Stored items from a collection:

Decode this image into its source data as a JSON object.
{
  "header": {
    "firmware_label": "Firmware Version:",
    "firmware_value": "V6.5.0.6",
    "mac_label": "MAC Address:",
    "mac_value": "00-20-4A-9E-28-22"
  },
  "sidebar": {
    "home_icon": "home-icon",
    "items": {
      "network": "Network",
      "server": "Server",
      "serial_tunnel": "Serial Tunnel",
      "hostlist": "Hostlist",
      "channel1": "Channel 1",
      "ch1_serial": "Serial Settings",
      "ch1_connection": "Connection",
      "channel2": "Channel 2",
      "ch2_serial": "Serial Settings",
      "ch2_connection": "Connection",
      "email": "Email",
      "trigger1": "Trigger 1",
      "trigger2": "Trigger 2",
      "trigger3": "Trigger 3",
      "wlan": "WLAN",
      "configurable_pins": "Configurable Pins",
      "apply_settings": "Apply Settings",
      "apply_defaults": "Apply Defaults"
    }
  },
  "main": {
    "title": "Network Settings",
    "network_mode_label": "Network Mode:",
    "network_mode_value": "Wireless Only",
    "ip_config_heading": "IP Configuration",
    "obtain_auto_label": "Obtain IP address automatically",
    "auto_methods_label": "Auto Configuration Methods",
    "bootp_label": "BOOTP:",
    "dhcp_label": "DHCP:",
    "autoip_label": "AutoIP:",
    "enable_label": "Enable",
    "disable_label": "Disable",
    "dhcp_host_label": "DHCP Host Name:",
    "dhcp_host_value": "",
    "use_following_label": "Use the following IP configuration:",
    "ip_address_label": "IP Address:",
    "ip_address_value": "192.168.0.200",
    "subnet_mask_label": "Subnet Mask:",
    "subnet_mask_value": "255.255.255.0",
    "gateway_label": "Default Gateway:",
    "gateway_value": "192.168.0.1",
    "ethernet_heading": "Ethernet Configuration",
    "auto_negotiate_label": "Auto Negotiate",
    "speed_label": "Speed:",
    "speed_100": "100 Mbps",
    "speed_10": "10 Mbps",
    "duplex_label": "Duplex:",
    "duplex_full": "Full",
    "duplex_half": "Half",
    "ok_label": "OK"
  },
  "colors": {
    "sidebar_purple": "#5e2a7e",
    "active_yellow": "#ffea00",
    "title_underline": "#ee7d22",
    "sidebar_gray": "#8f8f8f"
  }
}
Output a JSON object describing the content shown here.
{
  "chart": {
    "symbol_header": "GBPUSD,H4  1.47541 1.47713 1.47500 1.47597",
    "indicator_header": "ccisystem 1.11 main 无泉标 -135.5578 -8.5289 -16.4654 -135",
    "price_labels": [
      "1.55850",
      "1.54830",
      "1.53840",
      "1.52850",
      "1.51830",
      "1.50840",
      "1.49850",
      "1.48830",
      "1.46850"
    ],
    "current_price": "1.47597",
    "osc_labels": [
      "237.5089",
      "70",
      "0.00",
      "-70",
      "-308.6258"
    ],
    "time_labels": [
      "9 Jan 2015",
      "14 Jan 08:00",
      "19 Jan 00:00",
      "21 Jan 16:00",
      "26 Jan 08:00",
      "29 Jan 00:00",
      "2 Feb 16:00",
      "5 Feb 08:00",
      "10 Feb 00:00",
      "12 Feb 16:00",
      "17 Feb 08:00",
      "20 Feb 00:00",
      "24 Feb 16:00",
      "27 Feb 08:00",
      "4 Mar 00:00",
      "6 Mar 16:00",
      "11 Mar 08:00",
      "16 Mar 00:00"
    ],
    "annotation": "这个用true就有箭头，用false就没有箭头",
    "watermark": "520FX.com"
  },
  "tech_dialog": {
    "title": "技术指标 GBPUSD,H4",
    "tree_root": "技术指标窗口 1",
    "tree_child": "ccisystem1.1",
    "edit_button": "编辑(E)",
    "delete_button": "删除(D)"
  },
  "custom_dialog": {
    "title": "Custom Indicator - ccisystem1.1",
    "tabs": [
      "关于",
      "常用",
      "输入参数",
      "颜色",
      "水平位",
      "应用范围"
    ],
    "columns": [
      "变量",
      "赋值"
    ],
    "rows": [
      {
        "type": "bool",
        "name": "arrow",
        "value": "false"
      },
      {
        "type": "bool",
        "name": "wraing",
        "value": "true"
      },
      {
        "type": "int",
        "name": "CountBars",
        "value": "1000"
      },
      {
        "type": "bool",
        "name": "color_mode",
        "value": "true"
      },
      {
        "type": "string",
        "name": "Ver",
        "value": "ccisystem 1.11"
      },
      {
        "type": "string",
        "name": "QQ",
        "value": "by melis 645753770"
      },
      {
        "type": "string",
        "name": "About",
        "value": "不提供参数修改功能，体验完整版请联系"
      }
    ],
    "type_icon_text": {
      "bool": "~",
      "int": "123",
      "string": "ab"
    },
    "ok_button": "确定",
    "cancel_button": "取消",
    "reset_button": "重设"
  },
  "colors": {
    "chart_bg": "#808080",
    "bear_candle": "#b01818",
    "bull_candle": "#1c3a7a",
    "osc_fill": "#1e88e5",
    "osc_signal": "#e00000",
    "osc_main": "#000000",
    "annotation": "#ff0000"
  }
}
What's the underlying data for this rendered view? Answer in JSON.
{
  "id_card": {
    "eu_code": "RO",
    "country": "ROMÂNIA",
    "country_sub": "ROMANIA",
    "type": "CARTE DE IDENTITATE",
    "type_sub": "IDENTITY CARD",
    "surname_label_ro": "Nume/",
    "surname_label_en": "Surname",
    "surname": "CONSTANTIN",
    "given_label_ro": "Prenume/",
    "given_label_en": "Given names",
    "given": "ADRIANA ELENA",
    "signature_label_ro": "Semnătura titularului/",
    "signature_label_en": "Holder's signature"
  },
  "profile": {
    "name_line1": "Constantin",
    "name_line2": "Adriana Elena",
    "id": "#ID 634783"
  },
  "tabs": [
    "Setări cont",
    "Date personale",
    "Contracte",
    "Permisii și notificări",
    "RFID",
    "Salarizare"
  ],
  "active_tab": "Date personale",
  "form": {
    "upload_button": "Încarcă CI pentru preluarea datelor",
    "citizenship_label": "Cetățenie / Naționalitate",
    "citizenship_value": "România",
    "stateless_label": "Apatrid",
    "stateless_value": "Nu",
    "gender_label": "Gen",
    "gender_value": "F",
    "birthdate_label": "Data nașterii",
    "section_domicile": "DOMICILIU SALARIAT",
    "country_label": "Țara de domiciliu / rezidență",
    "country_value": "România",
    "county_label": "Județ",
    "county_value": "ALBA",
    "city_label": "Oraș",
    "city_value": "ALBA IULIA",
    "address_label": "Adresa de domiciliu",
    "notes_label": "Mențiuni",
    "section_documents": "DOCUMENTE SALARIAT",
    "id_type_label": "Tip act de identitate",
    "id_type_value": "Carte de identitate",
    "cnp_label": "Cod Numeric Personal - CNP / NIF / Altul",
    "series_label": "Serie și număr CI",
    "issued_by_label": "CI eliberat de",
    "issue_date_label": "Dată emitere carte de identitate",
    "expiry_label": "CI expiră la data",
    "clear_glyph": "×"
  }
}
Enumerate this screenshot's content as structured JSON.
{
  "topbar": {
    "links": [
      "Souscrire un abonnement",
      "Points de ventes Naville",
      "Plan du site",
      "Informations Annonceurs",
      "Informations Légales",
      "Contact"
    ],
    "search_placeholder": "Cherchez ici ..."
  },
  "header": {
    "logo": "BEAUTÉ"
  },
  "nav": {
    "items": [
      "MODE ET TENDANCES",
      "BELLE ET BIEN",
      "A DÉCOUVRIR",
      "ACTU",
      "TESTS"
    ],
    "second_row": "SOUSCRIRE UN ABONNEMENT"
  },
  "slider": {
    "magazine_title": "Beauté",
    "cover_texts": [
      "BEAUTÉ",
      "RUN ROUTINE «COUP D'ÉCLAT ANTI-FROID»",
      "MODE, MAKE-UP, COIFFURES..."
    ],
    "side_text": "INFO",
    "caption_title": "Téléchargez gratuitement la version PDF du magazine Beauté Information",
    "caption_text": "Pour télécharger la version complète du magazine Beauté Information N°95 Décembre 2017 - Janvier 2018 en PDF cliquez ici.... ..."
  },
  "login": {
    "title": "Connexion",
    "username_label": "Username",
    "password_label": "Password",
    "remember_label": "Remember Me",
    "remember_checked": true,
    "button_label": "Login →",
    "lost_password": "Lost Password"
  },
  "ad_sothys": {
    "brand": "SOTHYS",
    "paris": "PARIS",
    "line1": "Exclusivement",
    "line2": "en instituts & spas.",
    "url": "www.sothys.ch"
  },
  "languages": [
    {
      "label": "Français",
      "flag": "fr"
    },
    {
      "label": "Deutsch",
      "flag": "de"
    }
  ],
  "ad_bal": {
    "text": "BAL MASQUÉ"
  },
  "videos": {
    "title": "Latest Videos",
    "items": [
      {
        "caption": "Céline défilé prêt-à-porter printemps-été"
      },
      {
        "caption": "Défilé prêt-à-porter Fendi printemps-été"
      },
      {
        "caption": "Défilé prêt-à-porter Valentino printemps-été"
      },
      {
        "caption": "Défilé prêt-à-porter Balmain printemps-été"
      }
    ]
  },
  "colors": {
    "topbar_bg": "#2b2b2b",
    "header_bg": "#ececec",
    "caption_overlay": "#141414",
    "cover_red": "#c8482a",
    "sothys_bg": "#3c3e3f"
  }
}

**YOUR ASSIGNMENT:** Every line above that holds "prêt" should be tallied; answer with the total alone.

**RESPONSE TO THE EXERCISE:** 4